Posts Tagged ‘Priya Parker’
I felt compelled to write this post for two distinct reasons:
1) I am worried about the low level of risk tolerance in some of our generation’s most well-educated and promising students and future leaders.
2) I have been asked over the past few months on job thoughts from students at universities and people <5 years into their career.
I read a piece by Priya Parker who recently completed a study on “the values and behaviors of the world’s next generation of leaders – the most talented, educated, capable Millennials”. These include those from the best institutions, at the most prestigious firms, and with the greatest ambitions. What Parker finds is spot on:
“What I found was a rising generation of elite leaders who bring wonderful new gifts to the table – more empathy than their predecessors, more worldliness, more pragmatism for an angry, ideological age. But I also found my generation of young leaders paralyzed, hesitant, and unwilling stick their necks out and lead on the big questions of our time: how to build a more equitable and sustainable capitalism, how to manage the transition to a post-Western world, how to extend prosperity to developing countries without pushing the planet over the brink.”
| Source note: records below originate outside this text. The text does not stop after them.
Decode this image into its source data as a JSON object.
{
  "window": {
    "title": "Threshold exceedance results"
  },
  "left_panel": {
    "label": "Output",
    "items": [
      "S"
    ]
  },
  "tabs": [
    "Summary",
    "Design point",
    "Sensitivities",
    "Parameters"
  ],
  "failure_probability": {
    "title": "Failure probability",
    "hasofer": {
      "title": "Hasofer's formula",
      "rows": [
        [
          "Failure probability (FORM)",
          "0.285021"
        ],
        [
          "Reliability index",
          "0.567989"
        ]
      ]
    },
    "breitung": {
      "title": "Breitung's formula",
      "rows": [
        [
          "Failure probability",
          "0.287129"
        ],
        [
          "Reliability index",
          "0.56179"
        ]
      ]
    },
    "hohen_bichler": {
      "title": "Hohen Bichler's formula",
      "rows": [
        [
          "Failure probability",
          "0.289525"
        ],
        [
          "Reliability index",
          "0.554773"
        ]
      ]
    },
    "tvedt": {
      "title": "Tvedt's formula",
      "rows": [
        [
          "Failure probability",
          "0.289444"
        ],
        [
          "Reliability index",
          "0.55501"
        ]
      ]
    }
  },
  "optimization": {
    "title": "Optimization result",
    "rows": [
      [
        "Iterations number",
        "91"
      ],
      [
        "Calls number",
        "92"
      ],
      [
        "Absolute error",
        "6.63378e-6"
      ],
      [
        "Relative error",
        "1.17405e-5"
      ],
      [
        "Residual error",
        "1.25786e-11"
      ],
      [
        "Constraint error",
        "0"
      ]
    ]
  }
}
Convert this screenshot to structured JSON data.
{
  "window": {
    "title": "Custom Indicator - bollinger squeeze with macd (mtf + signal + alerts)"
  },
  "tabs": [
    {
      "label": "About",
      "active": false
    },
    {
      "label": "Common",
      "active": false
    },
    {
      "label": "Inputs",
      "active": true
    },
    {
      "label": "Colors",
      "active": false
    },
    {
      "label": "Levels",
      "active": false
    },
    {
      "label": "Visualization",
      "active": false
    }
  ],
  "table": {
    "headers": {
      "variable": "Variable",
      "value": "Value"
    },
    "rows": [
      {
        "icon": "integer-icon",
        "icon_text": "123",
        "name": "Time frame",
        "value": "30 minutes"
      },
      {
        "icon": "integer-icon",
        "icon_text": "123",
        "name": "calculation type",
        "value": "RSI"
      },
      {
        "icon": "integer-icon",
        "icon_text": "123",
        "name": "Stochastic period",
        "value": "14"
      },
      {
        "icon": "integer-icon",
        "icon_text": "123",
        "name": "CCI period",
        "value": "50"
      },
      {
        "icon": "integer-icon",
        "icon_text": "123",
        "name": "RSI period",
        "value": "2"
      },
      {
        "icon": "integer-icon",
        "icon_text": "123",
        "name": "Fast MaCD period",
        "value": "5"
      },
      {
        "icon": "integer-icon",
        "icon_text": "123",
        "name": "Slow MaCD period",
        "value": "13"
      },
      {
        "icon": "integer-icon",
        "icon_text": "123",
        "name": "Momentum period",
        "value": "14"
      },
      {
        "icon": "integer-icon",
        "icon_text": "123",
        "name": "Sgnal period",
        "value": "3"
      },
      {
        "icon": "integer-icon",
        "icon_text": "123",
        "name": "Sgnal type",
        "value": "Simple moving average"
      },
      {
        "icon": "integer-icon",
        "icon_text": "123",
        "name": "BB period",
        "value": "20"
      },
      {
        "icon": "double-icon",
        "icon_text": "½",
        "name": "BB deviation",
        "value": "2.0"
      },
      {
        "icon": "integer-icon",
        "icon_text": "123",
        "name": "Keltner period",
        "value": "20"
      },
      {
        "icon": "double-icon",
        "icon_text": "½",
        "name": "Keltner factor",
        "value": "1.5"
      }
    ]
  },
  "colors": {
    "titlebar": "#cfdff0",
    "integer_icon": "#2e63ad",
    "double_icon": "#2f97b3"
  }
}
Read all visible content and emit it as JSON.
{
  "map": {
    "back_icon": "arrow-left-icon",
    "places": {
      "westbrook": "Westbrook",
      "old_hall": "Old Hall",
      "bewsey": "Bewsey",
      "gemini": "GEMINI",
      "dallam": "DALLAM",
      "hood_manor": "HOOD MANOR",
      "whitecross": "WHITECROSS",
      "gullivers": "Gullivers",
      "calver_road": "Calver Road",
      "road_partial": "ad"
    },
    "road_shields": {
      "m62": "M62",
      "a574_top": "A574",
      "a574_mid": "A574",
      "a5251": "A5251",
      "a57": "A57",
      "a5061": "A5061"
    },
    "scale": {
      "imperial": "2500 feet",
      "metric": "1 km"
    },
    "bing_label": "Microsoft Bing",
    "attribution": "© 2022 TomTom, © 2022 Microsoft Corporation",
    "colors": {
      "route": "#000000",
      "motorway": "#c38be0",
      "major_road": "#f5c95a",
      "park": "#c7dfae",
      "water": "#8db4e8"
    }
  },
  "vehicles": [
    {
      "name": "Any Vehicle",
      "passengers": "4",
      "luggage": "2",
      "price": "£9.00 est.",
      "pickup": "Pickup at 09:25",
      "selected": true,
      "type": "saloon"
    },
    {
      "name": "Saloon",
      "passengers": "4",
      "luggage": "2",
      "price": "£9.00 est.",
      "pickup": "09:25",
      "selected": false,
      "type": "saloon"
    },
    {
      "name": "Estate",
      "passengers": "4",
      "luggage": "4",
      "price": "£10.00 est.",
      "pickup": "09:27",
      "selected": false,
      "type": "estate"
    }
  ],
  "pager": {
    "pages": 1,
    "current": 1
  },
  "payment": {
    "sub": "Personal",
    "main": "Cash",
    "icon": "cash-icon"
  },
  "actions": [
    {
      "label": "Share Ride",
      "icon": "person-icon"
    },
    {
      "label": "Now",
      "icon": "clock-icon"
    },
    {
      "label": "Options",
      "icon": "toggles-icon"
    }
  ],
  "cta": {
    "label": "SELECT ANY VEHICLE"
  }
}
She said our generation effectively has a FOMO syndrome, or ‘fear of missing out’. It’s perhaps the biggest reason why our top institutions’ graduates seem to migrate towards consulting and investment banking at higher rates than ever before: it’s prestigious, it’s broad in terms of skillsets acquired, it pays well, and, most importantly, it keeps our options open.
When I was in my second year at Stanford, I wanted to go work for McKinsey or Goldman Sachs. They were the two firms that some of the smartest upperclassmen I knew were joining post graduation. After I went through the interview process myself, I ended up receiving offers from both of those firms.
Then, I received some great advice. A professor emeritus, David Abernethy, asked me to design my ideal job assuming monetary considerations were thrown out the window. We eventually arrived at the conclusion that often the most exciting jobs have to be designed yourself since hardly any job description can possibly contain all that we wish. I wanted to invest and work with many entrepreneurs that are building technologies to change the world, so I thought I should try and do everything to found my own venture or get into venture capital, an asset class known for high risk investments in budding startups, with the intention of carving out an emerging markets niche. And, although my ultimate choice of VC isn’t as high risk as starting your own company, I do think I took the “less safe” route.
Our 20s are the time where we can, and should, be the most risk-seeking. We’re free of familial obligations and are used to a relatively lower quality of life having been stuffed in dorm rooms. We may, however, have considerable student debt that we need to pay off (a whole different subject), which is a very valid reason for going into guaranteed low risk, high paying jobs straight out of school.
I would implore anyone graduating soon or considering an early career change to do something slightly riskier, but with greater upside. Upside can be monetary (say: early stock options in a company), measured through diverse experiences (for example, traveling to countries or places outside your comfort zone), or even personal fulfillment/growth (for example, always wanting to do XYZ, like work for X organization, rally for Y cause, or start Z nonprofit, etc). I have nothing but respect for an institution like McKinsey and if two years there increases your confidence, network, and appetite to dive into something higher-risk, then it is a tremendous option. But, if you have even the slightest inkling as to a high risk, high reward job or career path that you would find fulfilling, assuming financial obligations are not too crazy (which is not a safe assumption anymore) then you should go for it.
I think we would all be surprised by how much we learn, how much we can impact, and maybe even how much we can personally gain for ourselves when we take the higher risk, higher reward option.